Isometrics and Muscle Cramps are something that come up from time to time. In this article I am going to briefly explain what a muscle cramp is and how they can occur during isometrics practice and better still - how to avoid it. ;-)
A muscle cramp is an acute, suddenly occurring involuntary muscle contraction. It is an excessive shortening of the muscle tissue and causes mild-to-excruciating pain, luckily however it is temporary and not permanently damaging.
The pain can be so severe that it can result in paralysis-like freezing and immobility of the affected muscle(s).
While usually very sudden in onset they resolves spontaneously, often within seconds, however they can take up to several minutes, or even hours.
There are two major categories of muscle cramps with skeletal muscle tissue. Both of these can relate to the practice of Isometrics.
The first common cause is the actual fatigue of the muscle - which is kind of assume!
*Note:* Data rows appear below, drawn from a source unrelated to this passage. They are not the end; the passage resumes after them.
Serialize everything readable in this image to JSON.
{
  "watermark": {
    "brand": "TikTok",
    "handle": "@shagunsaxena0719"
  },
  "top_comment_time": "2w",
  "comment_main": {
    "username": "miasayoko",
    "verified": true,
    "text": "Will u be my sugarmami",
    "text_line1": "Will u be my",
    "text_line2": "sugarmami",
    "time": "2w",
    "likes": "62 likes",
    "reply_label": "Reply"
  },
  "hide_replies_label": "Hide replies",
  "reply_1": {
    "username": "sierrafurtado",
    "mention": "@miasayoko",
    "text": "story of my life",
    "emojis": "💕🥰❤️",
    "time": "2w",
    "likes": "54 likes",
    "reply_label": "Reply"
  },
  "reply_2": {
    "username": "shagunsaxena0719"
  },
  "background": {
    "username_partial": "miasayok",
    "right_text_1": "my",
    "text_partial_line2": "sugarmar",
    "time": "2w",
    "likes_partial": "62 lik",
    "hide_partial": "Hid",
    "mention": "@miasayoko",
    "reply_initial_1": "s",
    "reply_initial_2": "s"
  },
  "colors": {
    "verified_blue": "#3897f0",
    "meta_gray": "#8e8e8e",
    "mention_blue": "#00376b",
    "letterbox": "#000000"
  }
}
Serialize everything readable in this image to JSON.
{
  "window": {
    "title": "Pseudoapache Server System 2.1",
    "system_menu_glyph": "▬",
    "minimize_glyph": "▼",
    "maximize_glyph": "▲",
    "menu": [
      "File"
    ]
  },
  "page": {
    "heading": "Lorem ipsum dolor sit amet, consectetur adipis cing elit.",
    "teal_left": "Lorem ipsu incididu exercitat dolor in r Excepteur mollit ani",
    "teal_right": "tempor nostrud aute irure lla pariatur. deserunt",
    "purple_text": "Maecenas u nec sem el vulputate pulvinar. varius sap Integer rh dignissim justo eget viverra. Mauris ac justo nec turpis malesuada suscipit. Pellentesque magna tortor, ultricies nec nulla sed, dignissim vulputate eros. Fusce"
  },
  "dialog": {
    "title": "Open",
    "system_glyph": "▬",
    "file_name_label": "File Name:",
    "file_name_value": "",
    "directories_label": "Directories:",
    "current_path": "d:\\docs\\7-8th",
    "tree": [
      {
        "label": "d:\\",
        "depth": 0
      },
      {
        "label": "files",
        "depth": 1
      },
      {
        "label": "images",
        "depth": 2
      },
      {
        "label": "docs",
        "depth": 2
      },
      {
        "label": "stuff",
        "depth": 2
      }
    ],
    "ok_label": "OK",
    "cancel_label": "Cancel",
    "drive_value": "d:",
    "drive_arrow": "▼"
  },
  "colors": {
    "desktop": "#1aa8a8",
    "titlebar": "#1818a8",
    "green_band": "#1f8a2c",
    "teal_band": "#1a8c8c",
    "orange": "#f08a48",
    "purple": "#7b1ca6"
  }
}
You've performed an isometric contraction so hard that you've fried your muscles! Obviously that's NOT THE GOAL.
And I've had people ask me about this before - YOU SHOULD NOT GO TO A POINT WHERE YOUR MUSCLES CRAMP.
It's not beneficial.
First it's really sore. Secondly it causes reflexive abortion of the exercise of the muscle and thus takes the load of the muscles and undoes all that good work. If cramps were voluntary and 100% contractions then women with dysmenorrhea (a medical condition called painful periods which results in extreme abdominal cramps) would have the best abs in the world without ever working out. ;-)
It's important to remember that a muscle cramp is the muscle going into spasm - not a 100% voluntary contracted muscle. There's a big difference.
This is WHY in Perfect Body I teach a specific method of pre-contraction preparation. As long as you go slow and have good blood supply and hydration you should be fine.
The other aspect in understanding Isometrics and Muscle Cramps involves the the chemical balance in the blood and the blood itself. The lack of electrolytes such as low sodium, low potassium, and/or low magnesium can lead to muscle cramps.
As many of you know, outside of being an expert in Isometrics I am also a consultant of Traditional Chinese Medicine. In TCM there are multiple causes of muscle cramps however the most common involves Liver Blood Deficiency / Vacuity. This essentially means that the body is low in blood volume (due to poor diet, not enough protein, blood loss etc).
If your Liver is deficient according to Traditional Chinese Medicine then you may suffer from a constrained or low blood volume – this will in turn inevitably lead to problems with the muscles, including but not limited to cramping, weakness, increased length of recovery times, poor reaction times, a higher risk of injury in terms of pulled muscles, strains and DOMS (Delayed Onset of Muscular Soreness) and can also affect your vision, balance, cause headaches and more. The funny thing is it’s a relatively simple organ to treat and restore to optimal function – in which case, you’ll be faster, more fluid and resistant to injury among other things.
In dealing with Isometrics and Muscle Cramps the immediate treatment is to slowly...very slowly...and gradual contraction of the opposite muscle to the one being cramped will help. This slowly stretches the cramped muscle.
From a preventative point of view - make sure you are taking in lots of fluids.
And protein - this is often overlooked and VITAL. Within Traditional Chinese Medicine cramping of the muscles, particularly the lower calves is associated with Liver Blood Deficiency / vacuity.
Make sure you are getting plenty of protein, ideally red meat at least twice a week, lots of leafy green veg like spinach and kale, plenty of beetroot, and warm apple-sauce with cinnamon.